Instructions to follow: Could you please reproduce all the records below exactly, leaving out the images?

(Items listed in a dataset)

»»

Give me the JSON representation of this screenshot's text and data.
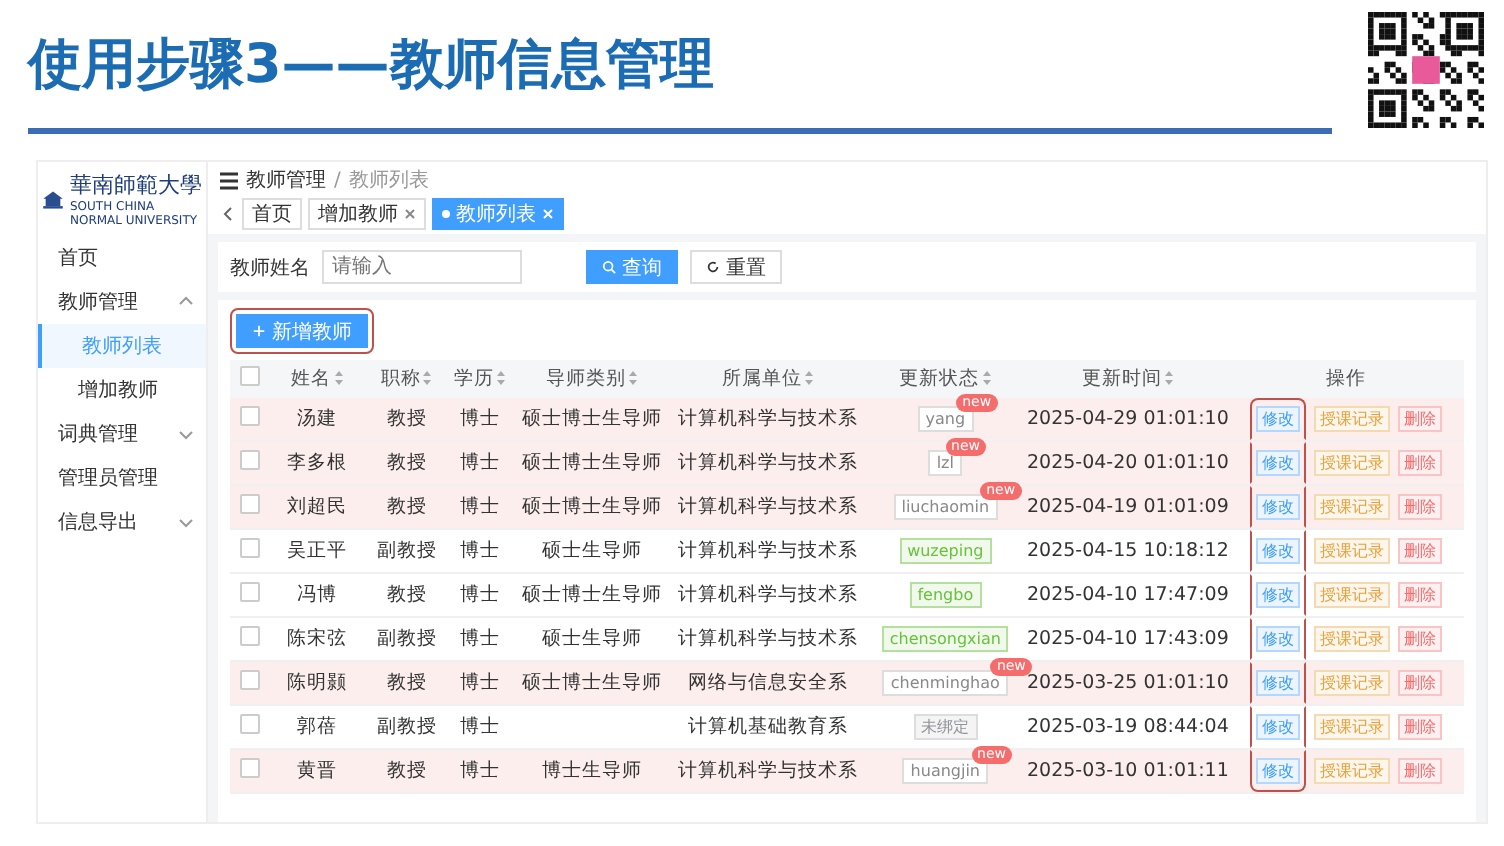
{
  "slide": {
    "title": "使用步骤3——教师信息管理"
  },
  "app": {
    "logo": {
      "name": "華南師範大學",
      "subtitle": "SOUTH CHINA NORMAL UNIVERSITY"
    },
    "sidebar": {
      "items": [
        {
          "label": "首页",
          "selected": false
        },
        {
          "label": "教师管理",
          "selected": false,
          "expanded": true,
          "children": [
            {
              "label": "教师列表",
              "selected": true
            },
            {
              "label": "增加教师",
              "selected": false
            }
          ]
        },
        {
          "label": "词典管理",
          "selected": false,
          "expanded": false
        },
        {
          "label": "管理员管理",
          "selected": false
        },
        {
          "label": "信息导出",
          "selected": false,
          "expanded": false
        }
      ]
    },
    "breadcrumb": {
      "items": [
        "教师管理",
        "教师列表"
      ],
      "separator": "/"
    },
    "tabs": [
      {
        "label": "首页",
        "selected": false,
        "closable": false
      },
      {
        "label": "增加教师",
        "selected": false,
        "closable": true
      },
      {
        "label": "教师列表",
        "selected": true,
        "closable": true
      }
    ],
    "search": {
      "label": "教师姓名",
      "placeholder": "请输入",
      "buttons": [
        {
          "label": "查询",
          "kind": "primary"
        },
        {
          "label": "重置",
          "kind": "plain"
        }
      ]
    },
    "add_button": {
      "label": "新增教师",
      "annotated": true
    },
    "table": {
      "edit_column_annotated": true,
      "all_checked": false,
      "columns": [
        {
          "label": "姓名",
          "sortable": true
        },
        {
          "label": "职称",
          "sortable": true
        },
        {
          "label": "学历",
          "sortable": true
        },
        {
          "label": "导师类别",
          "sortable": true
        },
        {
          "label": "所属单位",
          "sortable": true
        },
        {
          "label": "更新状态",
          "sortable": true
        },
        {
          "label": "更新时间",
          "sortable": true
        },
        {
          "label": "操作",
          "sortable": false
        }
      ],
      "rows": [
        {
          "checked": false,
          "highlighted": true,
          "name": "汤建",
          "title": "教授",
          "degree": "博士",
          "supervisor": "硕士博士生导师",
          "unit": "计算机科学与技术系",
          "status": {
            "text": "yang",
            "kind": "new",
            "badge": "new"
          },
          "updated": "2025-04-29 01:01:10",
          "actions": [
            {
              "label": "修改",
              "kind": "edit"
            },
            {
              "label": "授课记录",
              "kind": "record"
            },
            {
              "label": "删除",
              "kind": "delete"
            }
          ]
        },
        {
          "checked": false,
          "highlighted": true,
          "name": "李多根",
          "title": "教授",
          "degree": "博士",
          "supervisor": "硕士博士生导师",
          "unit": "计算机科学与技术系",
          "status": {
            "text": "lzl",
            "kind": "new",
            "badge": "new"
          },
          "updated": "2025-04-20 01:01:10",
          "actions": [
            {
              "label": "修改",
              "kind": "edit"
            },
            {
              "label": "授课记录",
              "kind": "record"
            },
            {
              "label": "删除",
              "kind": "delete"
            }
          ]
        },
        {
          "checked": false,
          "highlighted": true,
          "name": "刘超民",
          "title": "教授",
          "degree": "博士",
          "supervisor": "硕士博士生导师",
          "unit": "计算机科学与技术系",
          "status": {
            "text": "liuchaomin",
            "kind": "new",
            "badge": "new"
          },
          "updated": "2025-04-19 01:01:09",
          "actions": [
            {
              "label": "修改",
              "kind": "edit"
            },
            {
              "label": "授课记录",
              "kind": "record"
            },
            {
              "label": "删除",
              "kind": "delete"
            }
          ]
        },
        {
          "checked": false,
          "highlighted": false,
          "name": "吴正平",
          "title": "副教授",
          "degree": "博士",
          "supervisor": "硕士生导师",
          "unit": "计算机科学与技术系",
          "status": {
            "text": "wuzeping",
            "kind": "ok"
          },
          "updated": "2025-04-15 10:18:12",
          "actions": [
            {
              "label": "修改",
              "kind": "edit"
            },
            {
              "label": "授课记录",
              "kind": "record"
            },
            {
              "label": "删除",
              "kind": "delete"
            }
          ]
        },
        {
          "checked": false,
          "highlighted": false,
          "name": "冯博",
          "title": "教授",
          "degree": "博士",
          "supervisor": "硕士博士生导师",
          "unit": "计算机科学与技术系",
          "status": {
            "text": "fengbo",
            "kind": "ok"
          },
          "updated": "2025-04-10 17:47:09",
          "actions": [
            {
              "label": "修改",
              "kind": "edit"
            },
            {
              "label": "授课记录",
              "kind": "record"
            },
            {
              "label": "删除",
              "kind": "delete"
            }
          ]
        },
        {
          "checked": false,
          "highlighted": false,
          "name": "陈宋弦",
          "title": "副教授",
          "degree": "博士",
          "supervisor": "硕士生导师",
          "unit": "计算机科学与技术系",
          "status": {
            "text": "chensongxian",
            "kind": "ok"
          },
          "updated": "2025-04-10 17:43:09",
          "actions": [
            {
              "label": "修改",
              "kind": "edit"
            },
            {
              "label": "授课记录",
              "kind": "record"
            },
            {
              "label": "删除",
              "kind": "delete"
            }
          ]
        },
        {
          "checked": false,
          "highlighted": true,
          "name": "陈明颢",
          "title": "教授",
          "degree": "博士",
          "supervisor": "硕士博士生导师",
          "unit": "网络与信息安全系",
          "status": {
            "text": "chenminghao",
            "kind": "new",
            "badge": "new"
          },
          "updated": "2025-03-25 01:01:10",
          "actions": [
            {
              "label": "修改",
              "kind": "edit"
            },
            {
              "label": "授课记录",
              "kind": "record"
            },
            {
              "label": "删除",
              "kind": "delete"
            }
          ]
        },
        {
          "checked": false,
          "highlighted": false,
          "name": "郭蓓",
          "title": "副教授",
          "degree": "博士",
          "unit": "计算机基础教育系",
          "status": {
            "text": "未绑定",
            "kind": "none"
          },
          "updated": "2025-03-19 08:44:04",
          "actions": [
            {
              "label": "修改",
              "kind": "edit"
            },
            {
              "label": "授课记录",
              "kind": "record"
            },
            {
              "label": "删除",
              "kind": "delete"
            }
          ]
        },
        {
          "checked": false,
          "highlighted": true,
          "name": "黄晋",
          "title": "教授",
          "degree": "博士",
          "supervisor": "博士生导师",
          "unit": "计算机科学与技术系",
          "status": {
            "text": "huangjin",
            "kind": "new",
            "badge": "new"
          },
          "updated": "2025-03-10 01:01:11",
          "actions": [
            {
              "label": "修改",
              "kind": "edit"
            },
            {
              "label": "授课记录",
              "kind": "record"
            },
            {
              "label": "删除",
              "kind": "delete"
            }
          ]
        }
      ]
    }
  }
}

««

Reply to the exercise:
Give me the JSON representation of this screenshot's text and data.
{
  "slide": {
    "title": "使用步骤3——教师信息管理"
  },
  "app": {
    "logo": {
      "name": "華南師範大學",
      "subtitle": "SOUTH CHINA NORMAL UNIVERSITY"
    },
    "sidebar": {
      "items": [
        {
          "label": "首页",
          "selected": false
        },
        {
          "label": "教师管理",
          "selected": false,
          "expanded": true,
          "children": [
            {
              "label": "教师列表",
              "selected": true
            },
            {
              "label": "增加教师",
              "selected": false
            }
          ]
        },
        {
          "label": "词典管理",
          "selected": false,
          "expanded": false
        },
        {
          "label": "管理员管理",
          "selected": false
        },
        {
          "label": "信息导出",
          "selected": false,
          "expanded": false
        }
      ]
    },
    "breadcrumb": {
      "items": [
        "教师管理",
        "教师列表"
      ],
      "separator": "/"
    },
    "tabs": [
      {
        "label": "首页",
        "selected": false,
        "closable": false
      },
      {
        "label": "增加教师",
        "selected": false,
        "closable": true
      },
      {
        "label": "教师列表",
        "selected": true,
        "closable": true
      }
    ],
    "search": {
      "label": "教师姓名",
      "placeholder": "请输入",
      "buttons": [
        {
          "label": "查询",
          "kind": "primary"
        },
        {
          "label": "重置",
          "kind": "plain"
        }
      ]
    },
    "add_button": {
      "label": "新增教师",
      "annotated": true
    },
    "table": {
      "edit_column_annotated": true,
      "all_checked": false,
      "columns": [
        {
          "label": "姓名",
          "sortable": true
        },
        {
          "label": "职称",
          "sortable": true
        },
        {
          "label": "学历",
          "sortable": true
        },
        {
          "label": "导师类别",
          "sortable": true
        },
        {
          "label": "所属单位",
          "sortable": true
        },
        {
          "label": "更新状态",
          "sortable": true
        },
        {
          "label": "更新时间",
          "sortable": true
        },
        {
          "label": "操作",
          "sortable": false
        }
      ],
      "rows": [
        {
          "checked": false,
          "highlighted": true,
          "name": "汤建",
          "title": "教授",
          "degree": "博士",
          "supervisor": "硕士博士生导师",
          "unit": "计算机科学与技术系",
          "status": {
            "text": "yang",
            "kind": "new",
            "badge": "new"
          },
          "updated": "2025-04-29 01:01:10",
          "actions": [
            {
              "label": "修改",
              "kind": "edit"
            },
            {
              "label": "授课记录",
              "kind": "record"
            },
            {
              "label": "删除",
              "kind": "delete"
            }
          ]
        },
        {
          "checked": false,
          "highlighted": true,
          "name": "李多根",
          "title": "教授",
          "degree": "博士",
          "supervisor": "硕士博士生导师",
          "unit": "计算机科学与技术系",
          "status": {
            "text": "lzl",
            "kind": "new",
            "badge": "new"
          },
          "updated": "2025-04-20 01:01:10",
          "actions": [
            {
              "label": "修改",
              "kind": "edit"
            },
            {
              "label": "授课记录",
              "kind": "record"
            },
            {
              "label": "删除",
              "kind": "delete"
            }
          ]
        },
        {
          "checked": false,
          "highlighted": true,
          "name": "刘超民",
          "title": "教授",
          "degree": "博士",
          "supervisor": "硕士博士生导师",
          "unit": "计算机科学与技术系",
          "status": {
            "text": "liuchaomin",
            "kind": "new",
            "badge": "new"
          },
          "updated": "2025-04-19 01:01:09",
          "actions": [
            {
              "label": "修改",
              "kind": "edit"
            },
            {
              "label": "授课记录",
              "kind": "record"
            },
            {
              "label": "删除",
              "kind": "delete"
            }
          ]
        },
        {
          "checked": false,
          "highlighted": false,
          "name": "吴正平",
          "title": "副教授",
          "degree": "博士",
          "supervisor": "硕士生导师",
          "unit": "计算机科学与技术系",
          "status": {
            "text": "wuzeping",
            "kind": "ok"
          },
          "updated": "2025-04-15 10:18:12",
          "actions": [
            {
              "label": "修改",
              "kind": "edit"
            },
            {
              "label": "授课记录",
              "kind": "record"
            },
            {
              "label": "删除",
              "kind": "delete"
            }
          ]
        },
        {
          "checked": false,
          "highlighted": false,
          "name": "冯博",
          "title": "教授",
          "degree": "博士",
          "supervisor": "硕士博士生导师",
          "unit": "计算机科学与技术系",
          "status": {
            "text": "fengbo",
            "kind": "ok"
          },
          "updated": "2025-04-10 17:47:09",
          "actions": [
            {
              "label": "修改",
              "kind": "edit"
            },
            {
              "label": "授课记录",
              "kind": "record"
            },
            {
              "label": "删除",
              "kind": "delete"
            }
          ]
        },
        {
          "checked": false,
          "highlighted": false,
          "name": "陈宋弦",
          "title": "副教授",
          "degree": "博士",
          "supervisor": "硕士生导师",
          "unit": "计算机科学与技术系",
          "status": {
            "text": "chensongxian",
            "kind": "ok"
          },
          "updated": "2025-04-10 17:43:09",
          "actions": [
            {
              "label": "修改",
              "kind": "edit"
            },
            {
              "label": "授课记录",
              "kind": "record"
            },
            {
              "label": "删除",
              "kind": "delete"
            }
          ]
        },
        {
          "checked": false,
          "highlighted": true,
          "name": "陈明颢",
          "title": "教授",
          "degree": "博士",
          "supervisor": "硕士博士生导师",
          "unit": "网络与信息安全系",
          "status": {
            "text": "chenminghao",
            "kind": "new",
            "badge": "new"
          },
          "updated": "2025-03-25 01:01:10",
          "actions": [
            {
              "label": "修改",
              "kind": "edit"
            },
            {
              "label": "授课记录",
              "kind": "record"
            },
            {
              "label": "删除",
              "kind": "delete"
            }
          ]
        },
        {
          "checked": false,
          "highlighted": false,
          "name": "郭蓓",
          "title": "副教授",
          "degree": "博士",
          "unit": "计算机基础教育系",
          "status": {
            "text": "未绑定",
            "kind": "none"
          },
          "updated": "2025-03-19 08:44:04",
          "actions": [
            {
              "label": "修改",
              "kind": "edit"
            },
            {
              "label": "授课记录",
              "kind": "record"
            },
            {
              "label": "删除",
              "kind": "delete"
            }
          ]
        },
        {
          "checked": false,
          "highlighted": true,
          "name": "黄晋",
          "title": "教授",
          "degree": "博士",
          "supervisor": "博士生导师",
          "unit": "计算机科学与技术系",
          "status": {
            "text": "huangjin",
            "kind": "new",
            "badge": "new"
          },
          "updated": "2025-03-10 01:01:11",
          "actions": [
            {
              "label": "修改",
              "kind": "edit"
            },
            {
              "label": "授课记录",
              "kind": "record"
            },
            {
              "label": "删除",
              "kind": "delete"
            }
          ]
        }
      ]
    }
  }
}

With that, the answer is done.